▶ What the task requires
Search the entries below for "this" and copy each matching line.

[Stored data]
++++++++++

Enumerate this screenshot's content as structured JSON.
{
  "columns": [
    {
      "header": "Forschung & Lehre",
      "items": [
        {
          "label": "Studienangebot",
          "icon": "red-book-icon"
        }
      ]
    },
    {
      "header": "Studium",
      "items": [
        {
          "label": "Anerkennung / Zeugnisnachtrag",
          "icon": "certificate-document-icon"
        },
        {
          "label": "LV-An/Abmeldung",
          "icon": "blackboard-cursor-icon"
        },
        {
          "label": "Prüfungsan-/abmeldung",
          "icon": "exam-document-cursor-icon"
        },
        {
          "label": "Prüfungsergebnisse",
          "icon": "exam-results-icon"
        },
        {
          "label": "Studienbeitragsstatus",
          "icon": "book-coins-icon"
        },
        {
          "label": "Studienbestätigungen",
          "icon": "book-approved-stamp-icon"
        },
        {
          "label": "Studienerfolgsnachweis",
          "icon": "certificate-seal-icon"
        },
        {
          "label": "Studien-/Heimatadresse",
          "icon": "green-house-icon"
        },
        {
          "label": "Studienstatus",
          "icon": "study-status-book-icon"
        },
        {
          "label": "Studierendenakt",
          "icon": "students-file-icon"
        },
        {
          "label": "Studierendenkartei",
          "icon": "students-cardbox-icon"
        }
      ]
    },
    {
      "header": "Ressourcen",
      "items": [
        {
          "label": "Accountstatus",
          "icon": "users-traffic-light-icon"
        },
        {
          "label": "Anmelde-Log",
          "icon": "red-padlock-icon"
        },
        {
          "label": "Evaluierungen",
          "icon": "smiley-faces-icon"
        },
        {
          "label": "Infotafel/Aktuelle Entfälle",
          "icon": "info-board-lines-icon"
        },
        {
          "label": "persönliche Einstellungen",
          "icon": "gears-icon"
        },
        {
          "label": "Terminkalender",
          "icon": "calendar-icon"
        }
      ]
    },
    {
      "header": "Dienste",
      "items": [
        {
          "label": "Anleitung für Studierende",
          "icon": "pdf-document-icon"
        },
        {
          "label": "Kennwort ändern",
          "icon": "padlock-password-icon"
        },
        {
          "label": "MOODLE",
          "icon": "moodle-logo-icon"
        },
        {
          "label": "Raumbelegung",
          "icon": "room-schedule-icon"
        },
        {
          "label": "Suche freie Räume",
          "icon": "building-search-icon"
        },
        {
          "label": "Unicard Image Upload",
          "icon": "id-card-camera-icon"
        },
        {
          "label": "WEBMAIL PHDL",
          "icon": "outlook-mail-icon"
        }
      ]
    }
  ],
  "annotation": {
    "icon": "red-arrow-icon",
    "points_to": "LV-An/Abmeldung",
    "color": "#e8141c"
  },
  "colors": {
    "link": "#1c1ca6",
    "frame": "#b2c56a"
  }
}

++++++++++

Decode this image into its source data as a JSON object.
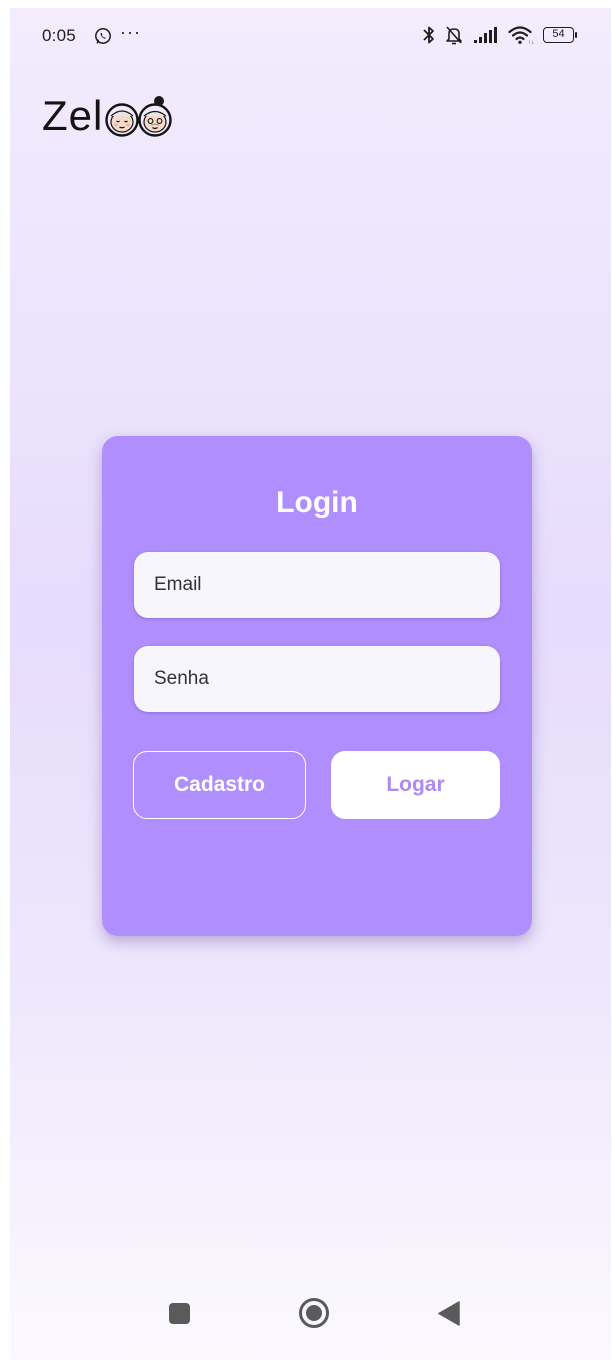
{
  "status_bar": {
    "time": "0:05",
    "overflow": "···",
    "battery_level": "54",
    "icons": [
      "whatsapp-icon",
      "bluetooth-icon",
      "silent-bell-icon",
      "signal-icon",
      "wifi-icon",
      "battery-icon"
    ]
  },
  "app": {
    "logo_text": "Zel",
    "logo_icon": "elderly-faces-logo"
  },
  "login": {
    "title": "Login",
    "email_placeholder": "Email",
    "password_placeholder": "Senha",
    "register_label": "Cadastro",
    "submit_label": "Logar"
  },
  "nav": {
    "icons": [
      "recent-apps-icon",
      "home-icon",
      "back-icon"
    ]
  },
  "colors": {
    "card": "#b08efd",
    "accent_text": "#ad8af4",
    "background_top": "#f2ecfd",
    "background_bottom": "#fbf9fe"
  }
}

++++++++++

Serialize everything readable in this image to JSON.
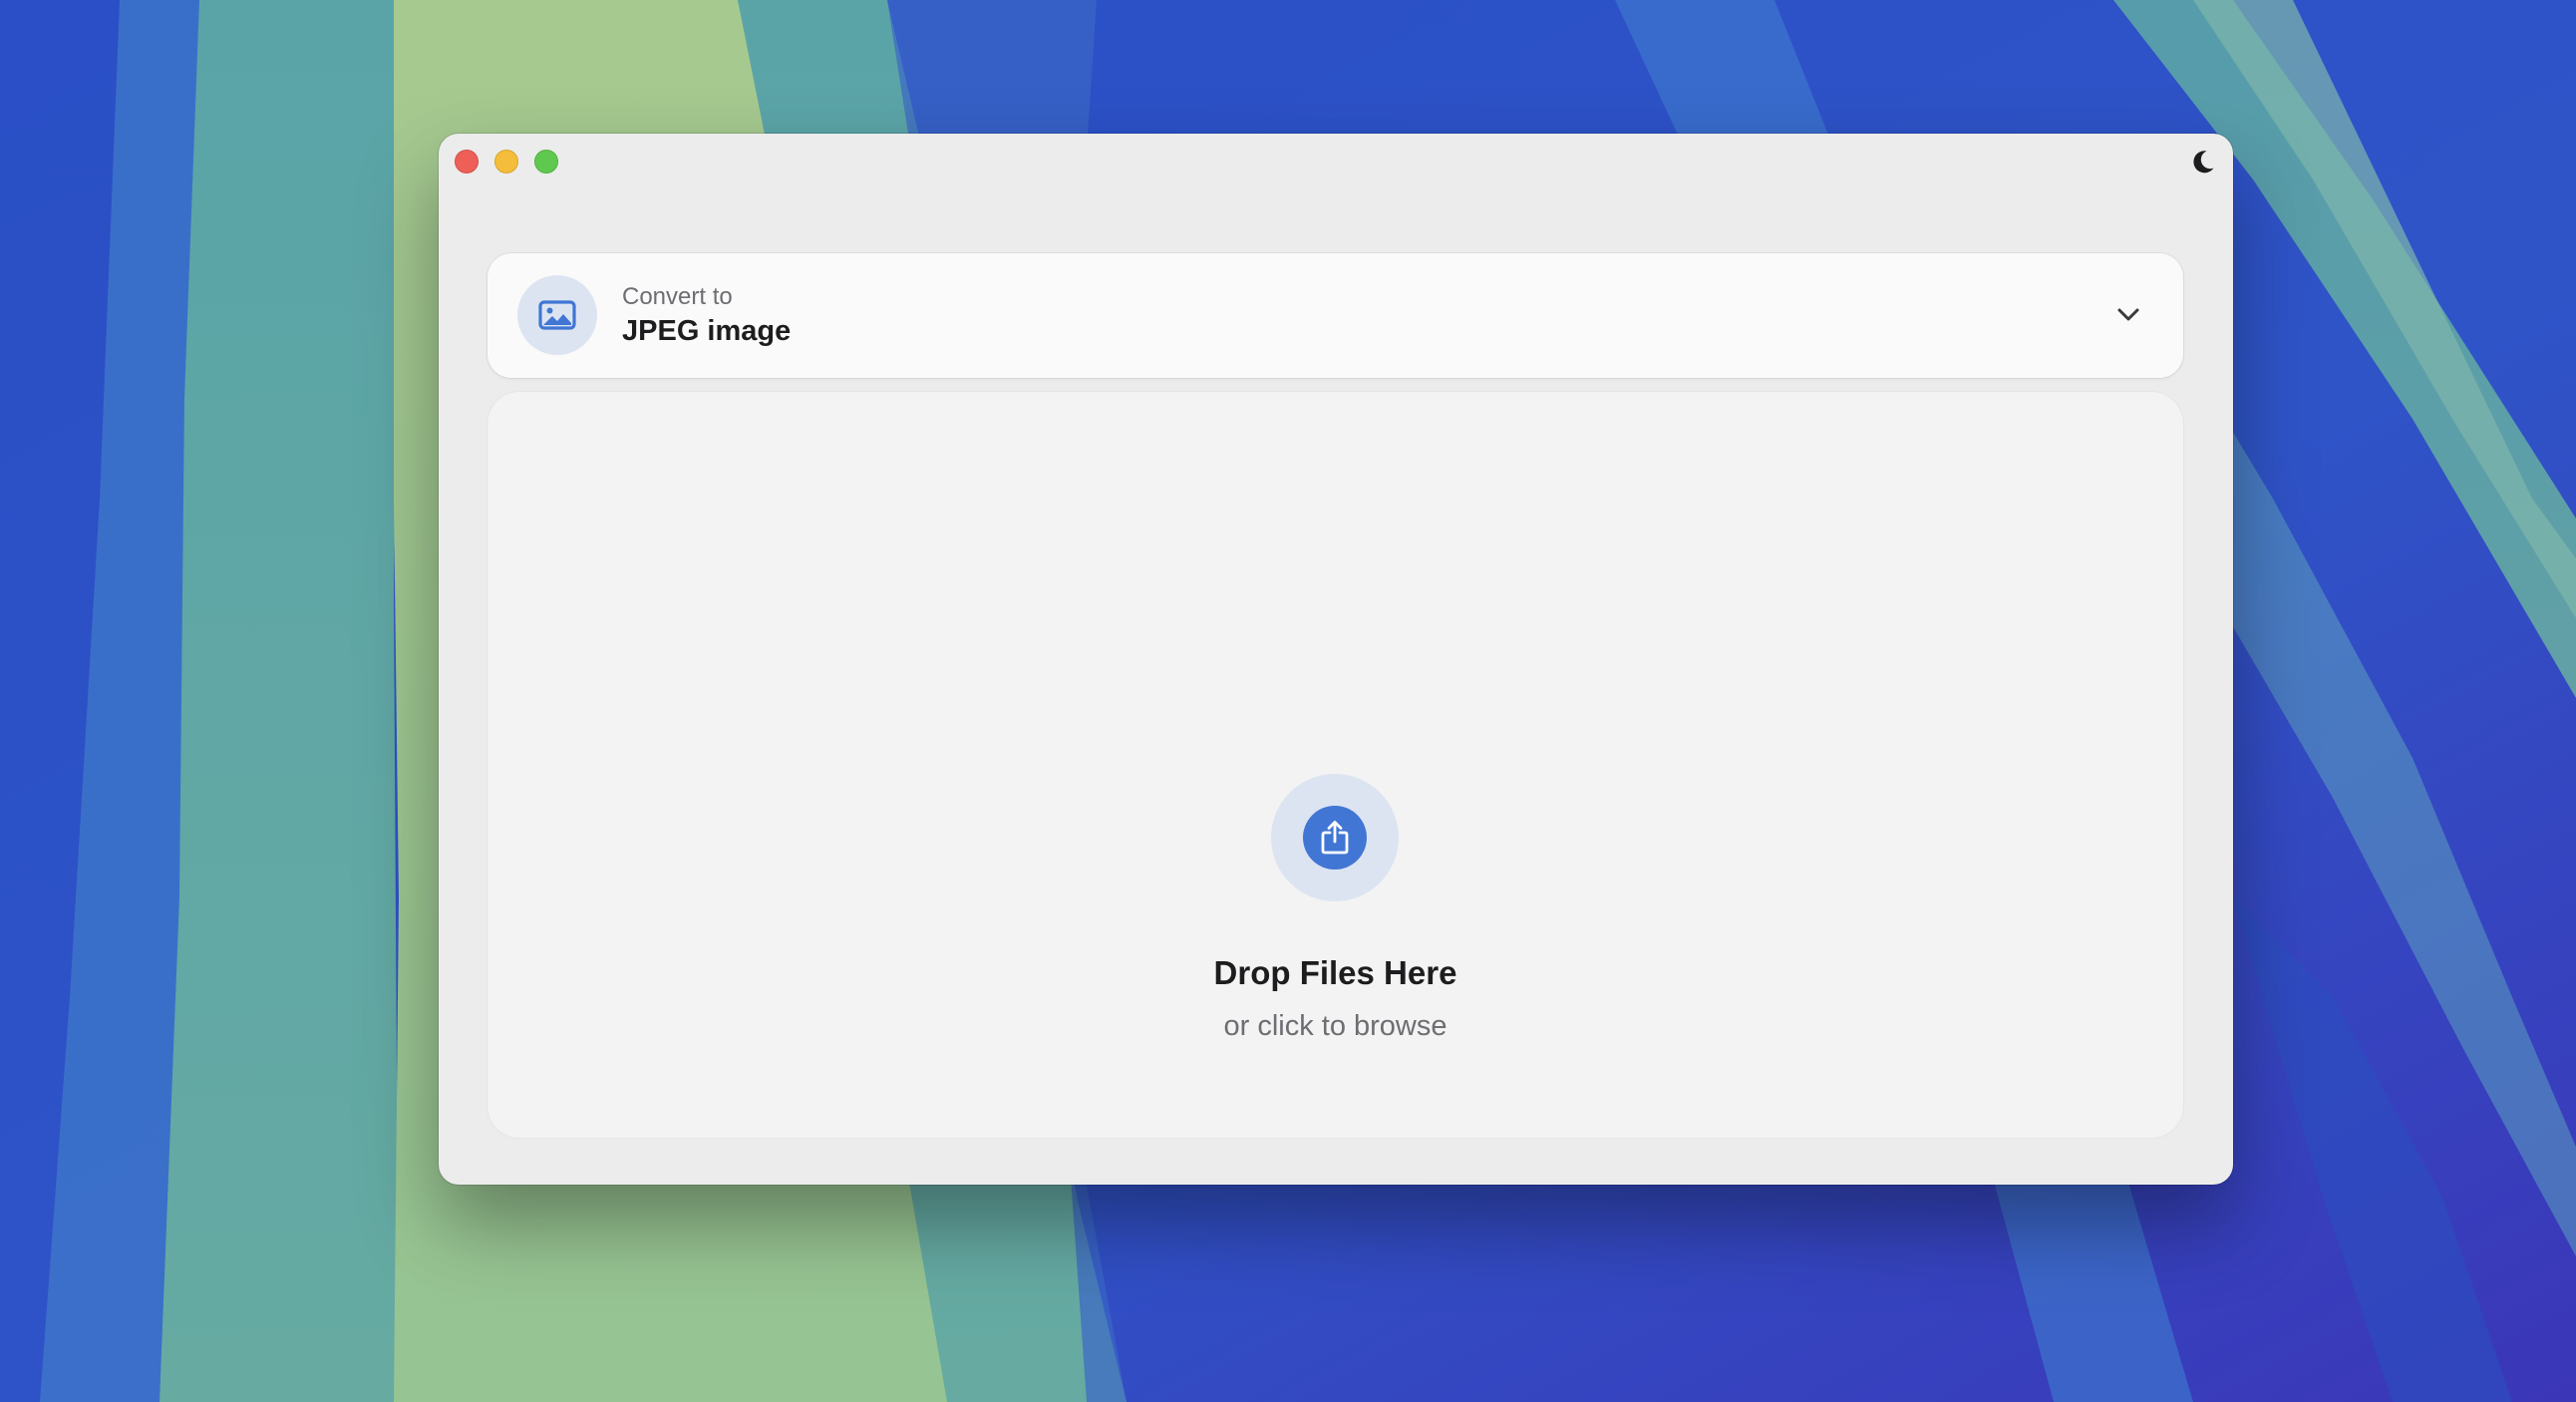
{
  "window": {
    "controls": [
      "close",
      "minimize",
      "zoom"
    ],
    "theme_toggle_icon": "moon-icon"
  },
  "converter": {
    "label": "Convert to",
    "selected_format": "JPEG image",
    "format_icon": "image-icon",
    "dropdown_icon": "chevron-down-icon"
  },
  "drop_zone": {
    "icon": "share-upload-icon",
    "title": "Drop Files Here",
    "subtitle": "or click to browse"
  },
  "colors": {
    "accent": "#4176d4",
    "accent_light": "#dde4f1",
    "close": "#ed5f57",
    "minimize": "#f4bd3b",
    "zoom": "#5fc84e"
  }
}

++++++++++

▶ Exercise solution
Enumerate this screenshot's content as structured JSON.
Decode this image into its source data as a JSON object.
Serialize everything readable in this image to JSON.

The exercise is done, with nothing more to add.